Twenty-six year-old Warren Weir should also be in the discussion. Weir is trained by Glen Mills at Racers Track Club, and is training partners with Bolt and Blake. With a personal best of 19.69 seconds in the 200m which he set back in 2013, Weir has become somewhat of a 200m specialist and is a consistent sub-20 seconds performer. He, along with Blake, is perhaps the best 200m male-runner that Jamaica has to offer at the moment. Despite his exploits in the 200m, Weir has not joined the sub-10 seconds club in the 100m, establishing a personal best time of 10.02 seconds in the distance in Kingston in June 2013. Injury has hampered Weir’s 2015 season and he could only manage a season best of 20.24 seconds at the Beijing World Championship, thus failing to make the 200m Finals. 2016 could see Weir improving on both his 100m and 200m lifetime bests, which would put him in contention to be considered as a replacement for Usain Bolt.
Kemar Bailey-Cole, who also trains at Racer Track Club under the guidance of Glen Mills, has the potential to rise to the occasion. At only 23 years old, Bailey-Cole stock is on the rise since he joined the sub-10 seconds back in 2012 when he ran 9.97 seconds in Bruxelles (Brussels). After running his personal best of 9.92 seconds in London in July 2015, Bailey-Cole was unable to perform at his best later, failing to compete at the 2015 Beijing World Championship. Bailey-Cole, the 2014 Commonwealth Games 100m champion, is poised to do great things in the future. With a personal best time of 20.66 seconds in the 200m, Bailey-Cole may need to do more 200m work (strength) so as to improve on finishing strong in the 100m. At age 23, Bailey-Cole should be in discussion to replace Bolt as Jamaica’s to sprinter. However, his continuous improvement is paramount if he is to succeed.
Before there was Usain Bolt, there was Asafa Powell.

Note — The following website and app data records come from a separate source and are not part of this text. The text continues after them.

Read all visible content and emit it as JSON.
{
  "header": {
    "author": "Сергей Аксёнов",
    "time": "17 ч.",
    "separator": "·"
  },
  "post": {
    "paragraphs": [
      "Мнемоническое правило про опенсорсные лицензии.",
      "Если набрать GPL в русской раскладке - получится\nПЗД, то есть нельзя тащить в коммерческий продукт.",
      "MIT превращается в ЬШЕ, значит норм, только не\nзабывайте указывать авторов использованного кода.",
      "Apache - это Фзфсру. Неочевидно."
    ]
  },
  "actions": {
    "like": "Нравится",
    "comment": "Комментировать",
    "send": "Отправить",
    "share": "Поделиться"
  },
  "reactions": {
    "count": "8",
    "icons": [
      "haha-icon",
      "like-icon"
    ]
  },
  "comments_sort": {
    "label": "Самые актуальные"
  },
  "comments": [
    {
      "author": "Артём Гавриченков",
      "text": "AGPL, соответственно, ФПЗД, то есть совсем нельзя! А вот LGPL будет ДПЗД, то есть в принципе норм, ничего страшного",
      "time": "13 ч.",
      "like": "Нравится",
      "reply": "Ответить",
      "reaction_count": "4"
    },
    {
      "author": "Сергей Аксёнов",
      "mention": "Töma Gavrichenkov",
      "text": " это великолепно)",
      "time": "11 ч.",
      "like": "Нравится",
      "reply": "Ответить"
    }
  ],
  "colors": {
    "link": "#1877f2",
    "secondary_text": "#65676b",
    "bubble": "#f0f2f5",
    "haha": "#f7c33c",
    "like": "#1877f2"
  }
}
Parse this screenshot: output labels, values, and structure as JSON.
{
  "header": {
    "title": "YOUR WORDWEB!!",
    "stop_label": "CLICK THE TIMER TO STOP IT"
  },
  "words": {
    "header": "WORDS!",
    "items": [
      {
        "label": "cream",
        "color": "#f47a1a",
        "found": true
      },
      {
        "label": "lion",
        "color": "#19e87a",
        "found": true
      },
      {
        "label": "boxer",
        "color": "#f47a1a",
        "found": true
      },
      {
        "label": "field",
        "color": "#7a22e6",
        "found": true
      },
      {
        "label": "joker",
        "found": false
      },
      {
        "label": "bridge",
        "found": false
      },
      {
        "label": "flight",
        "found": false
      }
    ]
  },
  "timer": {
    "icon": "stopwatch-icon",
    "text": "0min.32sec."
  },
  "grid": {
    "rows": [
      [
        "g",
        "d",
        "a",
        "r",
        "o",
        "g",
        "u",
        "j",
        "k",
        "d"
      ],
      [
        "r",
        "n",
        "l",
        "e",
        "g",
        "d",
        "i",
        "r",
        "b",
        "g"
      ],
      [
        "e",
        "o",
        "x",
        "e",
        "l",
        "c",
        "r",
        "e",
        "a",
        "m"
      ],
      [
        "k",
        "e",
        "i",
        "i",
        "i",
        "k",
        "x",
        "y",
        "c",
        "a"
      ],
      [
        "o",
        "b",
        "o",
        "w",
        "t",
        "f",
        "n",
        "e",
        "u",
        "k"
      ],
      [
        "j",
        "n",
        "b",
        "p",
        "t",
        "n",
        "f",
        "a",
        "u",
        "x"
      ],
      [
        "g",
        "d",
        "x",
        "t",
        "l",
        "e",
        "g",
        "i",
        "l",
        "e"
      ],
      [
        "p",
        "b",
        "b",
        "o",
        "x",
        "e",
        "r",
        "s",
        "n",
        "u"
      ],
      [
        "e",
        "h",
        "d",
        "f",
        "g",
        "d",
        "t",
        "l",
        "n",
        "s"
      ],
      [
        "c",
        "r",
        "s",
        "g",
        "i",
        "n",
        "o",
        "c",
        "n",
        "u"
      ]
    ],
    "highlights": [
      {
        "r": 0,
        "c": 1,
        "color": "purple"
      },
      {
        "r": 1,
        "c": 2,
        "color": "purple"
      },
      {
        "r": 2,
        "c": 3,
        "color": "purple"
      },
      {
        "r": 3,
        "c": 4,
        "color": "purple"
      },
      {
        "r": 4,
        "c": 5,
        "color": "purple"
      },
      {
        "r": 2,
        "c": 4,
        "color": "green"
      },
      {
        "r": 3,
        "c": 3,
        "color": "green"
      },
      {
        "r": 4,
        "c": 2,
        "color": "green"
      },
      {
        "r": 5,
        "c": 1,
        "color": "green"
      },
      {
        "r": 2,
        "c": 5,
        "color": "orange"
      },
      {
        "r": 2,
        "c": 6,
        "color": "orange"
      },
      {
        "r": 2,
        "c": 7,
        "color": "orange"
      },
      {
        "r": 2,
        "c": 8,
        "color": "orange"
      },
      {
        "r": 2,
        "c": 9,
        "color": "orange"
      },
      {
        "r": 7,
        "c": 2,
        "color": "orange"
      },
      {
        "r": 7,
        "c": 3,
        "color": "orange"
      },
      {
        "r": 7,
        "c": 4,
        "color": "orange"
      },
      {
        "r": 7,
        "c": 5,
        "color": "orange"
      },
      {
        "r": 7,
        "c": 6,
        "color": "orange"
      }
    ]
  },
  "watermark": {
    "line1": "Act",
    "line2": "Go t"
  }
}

Powell, who dominated the sprinting world before the emergence of Bolt in 2008, has experienced a renaissance of sorts in 2015. 2015 saw Powell, “the sub-10 King”, rejuvenated. In 2014, Powell left MVP Track Club and coach Stephen Francis to be coached by his brother and former Jamaican Olympian Donovan Powell. Despite running sub-10 seconds in the 100m over 100 times in his career, Powell has failed to win individual gold medal at the Olympics and World Championship.
At age 33, it would appear that Powell is approaching the twilight of his career. However, Powell has been performing well of late. An individual medal in the 100m at the 2016 Rio Olympics in Brazil could possible put Powell in good standing to replace Bolt as Jamaica’s top sprinter. However, this is dependent on Powell staying health and overcoming his mental barriers which in the past have prevented him from realizing his full potential in major competition.
Other contenders are Julian Forte and Rasheed Dwyer. Forte and Dwyer are equally talented and have great potential to rise to the occasion, but are unlikely to replace Bolt. Jamaica is known as the sprint factory for a reason and there are numerous junior athletes, who could rise to the occasion. The 2016 Boys and Girls Championship (“Champs”) should also provide us with a preview of Bolt’s long-term replacement as Jamaica’s top sprinter.
As it stands at the end of 2015, Yohan “The Beast” Blake can be considered the best bet to replace Bolt as Jamaica’s top sprinter. The Beast is the closest thing to Bolt with his exploits and versatility to compete at a very high level in both the 100m and 200m.
Written by O’Neil A. Reid (edited by Raymond Byfield). O’Neil is the author of the book “Banned for Life, The Steve Mullings Story”. O’Neil can be reached at firstname.lastname@example.org